*Work to complete*:
Find the string "persegi" in the listing below and return each line it appears in.

*Raw data*:
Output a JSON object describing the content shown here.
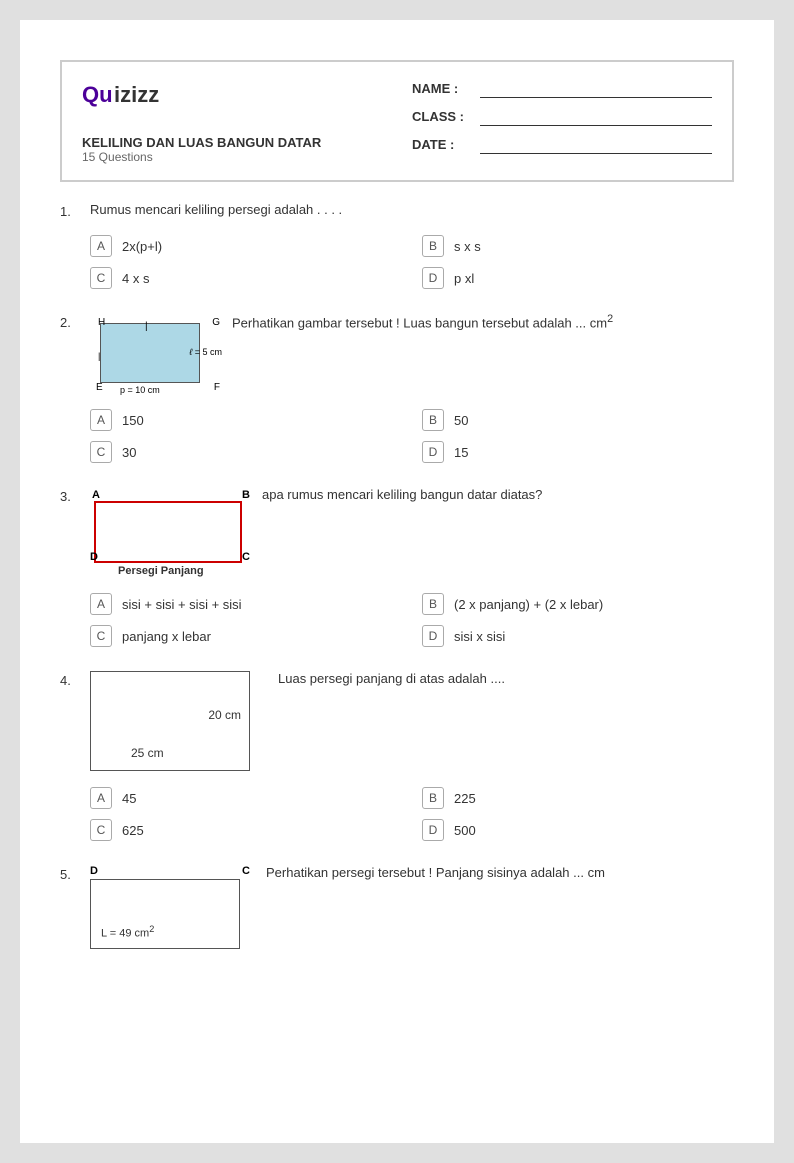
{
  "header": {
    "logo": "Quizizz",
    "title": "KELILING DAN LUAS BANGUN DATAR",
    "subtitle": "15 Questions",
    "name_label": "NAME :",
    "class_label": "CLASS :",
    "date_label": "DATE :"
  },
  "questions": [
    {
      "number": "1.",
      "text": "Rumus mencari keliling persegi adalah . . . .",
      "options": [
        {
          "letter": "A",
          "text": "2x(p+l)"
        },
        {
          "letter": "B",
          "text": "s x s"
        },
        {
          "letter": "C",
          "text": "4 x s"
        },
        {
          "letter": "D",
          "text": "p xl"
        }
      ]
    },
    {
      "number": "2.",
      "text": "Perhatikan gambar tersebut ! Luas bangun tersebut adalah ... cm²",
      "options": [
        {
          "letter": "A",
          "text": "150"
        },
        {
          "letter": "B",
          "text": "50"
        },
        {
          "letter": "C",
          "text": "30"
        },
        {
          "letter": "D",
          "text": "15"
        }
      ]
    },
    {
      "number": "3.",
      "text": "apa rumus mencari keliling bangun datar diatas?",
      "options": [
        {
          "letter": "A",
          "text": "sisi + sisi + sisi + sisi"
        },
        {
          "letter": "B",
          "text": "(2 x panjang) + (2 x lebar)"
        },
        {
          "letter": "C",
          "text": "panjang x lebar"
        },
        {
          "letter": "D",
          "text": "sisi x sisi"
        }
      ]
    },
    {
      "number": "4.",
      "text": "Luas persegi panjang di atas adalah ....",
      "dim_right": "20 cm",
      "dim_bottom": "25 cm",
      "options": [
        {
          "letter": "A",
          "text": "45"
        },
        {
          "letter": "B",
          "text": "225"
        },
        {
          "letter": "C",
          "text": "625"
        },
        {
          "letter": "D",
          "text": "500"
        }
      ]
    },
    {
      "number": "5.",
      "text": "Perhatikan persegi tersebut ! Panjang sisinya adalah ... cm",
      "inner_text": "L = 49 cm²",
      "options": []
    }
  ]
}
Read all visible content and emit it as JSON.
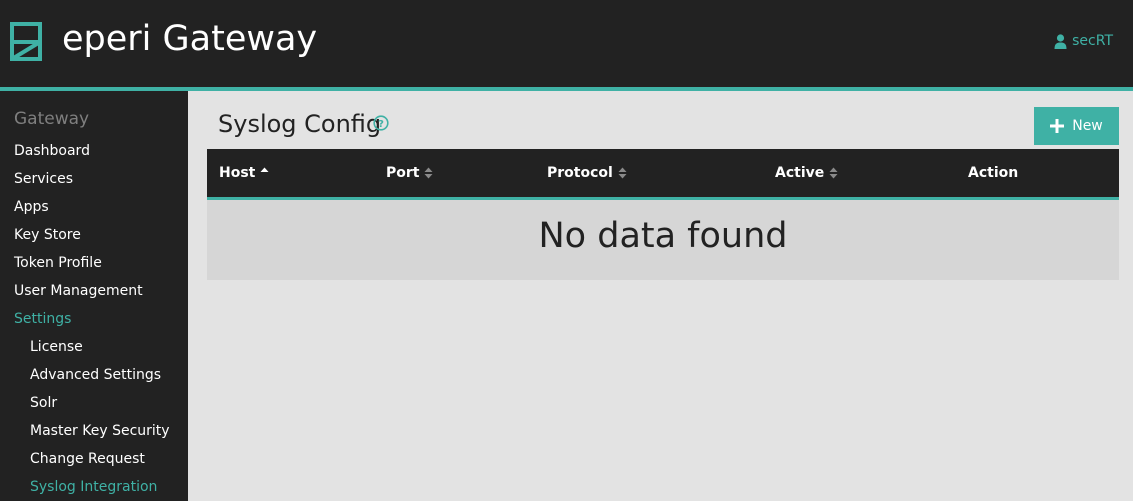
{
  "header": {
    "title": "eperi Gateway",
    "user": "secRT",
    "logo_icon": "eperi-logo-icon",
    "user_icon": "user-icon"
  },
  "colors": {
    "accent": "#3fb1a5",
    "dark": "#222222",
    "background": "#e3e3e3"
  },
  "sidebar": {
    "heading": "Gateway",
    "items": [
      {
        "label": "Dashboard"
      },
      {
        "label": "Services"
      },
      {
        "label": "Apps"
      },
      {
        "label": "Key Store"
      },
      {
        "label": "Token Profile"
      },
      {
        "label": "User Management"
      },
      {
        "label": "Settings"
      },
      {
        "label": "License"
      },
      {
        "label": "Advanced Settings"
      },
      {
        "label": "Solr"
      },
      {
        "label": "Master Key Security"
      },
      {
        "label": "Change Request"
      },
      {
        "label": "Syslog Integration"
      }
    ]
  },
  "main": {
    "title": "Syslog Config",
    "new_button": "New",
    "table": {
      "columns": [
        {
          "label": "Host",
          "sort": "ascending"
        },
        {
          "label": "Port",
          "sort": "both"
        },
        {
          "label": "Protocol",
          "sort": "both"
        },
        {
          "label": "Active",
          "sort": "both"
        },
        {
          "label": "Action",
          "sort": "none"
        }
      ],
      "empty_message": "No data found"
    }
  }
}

*Exercise solution*:
      "text": "Rumus mencari keliling persegi adalah . . . .",
      "text": "Luas persegi panjang di atas adalah ....",
      "text": "Perhatikan persegi tersebut ! Panjang sisinya adalah ... cm",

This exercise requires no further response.